Source material |
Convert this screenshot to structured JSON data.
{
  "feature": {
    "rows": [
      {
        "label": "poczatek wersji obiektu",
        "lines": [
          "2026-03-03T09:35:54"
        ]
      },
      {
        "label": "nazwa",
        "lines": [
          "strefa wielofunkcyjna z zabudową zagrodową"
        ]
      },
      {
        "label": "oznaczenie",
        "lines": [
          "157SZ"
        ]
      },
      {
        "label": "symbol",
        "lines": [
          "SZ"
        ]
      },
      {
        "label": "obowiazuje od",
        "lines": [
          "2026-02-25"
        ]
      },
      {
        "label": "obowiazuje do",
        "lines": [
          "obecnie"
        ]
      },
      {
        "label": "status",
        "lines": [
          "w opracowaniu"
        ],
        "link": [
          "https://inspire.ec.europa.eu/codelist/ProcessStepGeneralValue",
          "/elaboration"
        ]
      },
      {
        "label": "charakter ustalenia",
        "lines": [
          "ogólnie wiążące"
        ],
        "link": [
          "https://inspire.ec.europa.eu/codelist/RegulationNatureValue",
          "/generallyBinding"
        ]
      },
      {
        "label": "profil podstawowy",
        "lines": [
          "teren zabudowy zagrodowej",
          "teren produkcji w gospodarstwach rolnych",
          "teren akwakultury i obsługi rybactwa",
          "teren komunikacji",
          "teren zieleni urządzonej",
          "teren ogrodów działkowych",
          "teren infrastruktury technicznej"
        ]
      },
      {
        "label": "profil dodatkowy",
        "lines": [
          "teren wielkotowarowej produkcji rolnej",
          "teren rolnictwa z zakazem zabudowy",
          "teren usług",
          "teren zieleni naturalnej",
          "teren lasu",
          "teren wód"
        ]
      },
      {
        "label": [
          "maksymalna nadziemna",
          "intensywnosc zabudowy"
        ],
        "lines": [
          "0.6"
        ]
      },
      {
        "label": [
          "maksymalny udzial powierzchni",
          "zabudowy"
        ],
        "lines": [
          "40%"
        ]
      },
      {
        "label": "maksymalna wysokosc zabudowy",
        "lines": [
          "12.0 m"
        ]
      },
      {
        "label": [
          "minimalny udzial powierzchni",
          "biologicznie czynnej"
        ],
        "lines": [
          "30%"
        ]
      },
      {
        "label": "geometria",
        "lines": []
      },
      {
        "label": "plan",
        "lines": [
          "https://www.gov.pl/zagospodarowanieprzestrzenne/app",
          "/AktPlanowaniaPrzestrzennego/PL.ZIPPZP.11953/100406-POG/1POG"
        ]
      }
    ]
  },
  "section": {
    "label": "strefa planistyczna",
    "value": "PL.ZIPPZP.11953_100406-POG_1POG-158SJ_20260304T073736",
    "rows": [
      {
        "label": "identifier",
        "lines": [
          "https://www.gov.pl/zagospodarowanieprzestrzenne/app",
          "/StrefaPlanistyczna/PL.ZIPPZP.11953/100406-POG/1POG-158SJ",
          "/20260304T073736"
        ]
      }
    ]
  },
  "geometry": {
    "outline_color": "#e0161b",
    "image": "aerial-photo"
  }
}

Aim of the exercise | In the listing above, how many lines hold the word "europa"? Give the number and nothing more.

Task answer | 2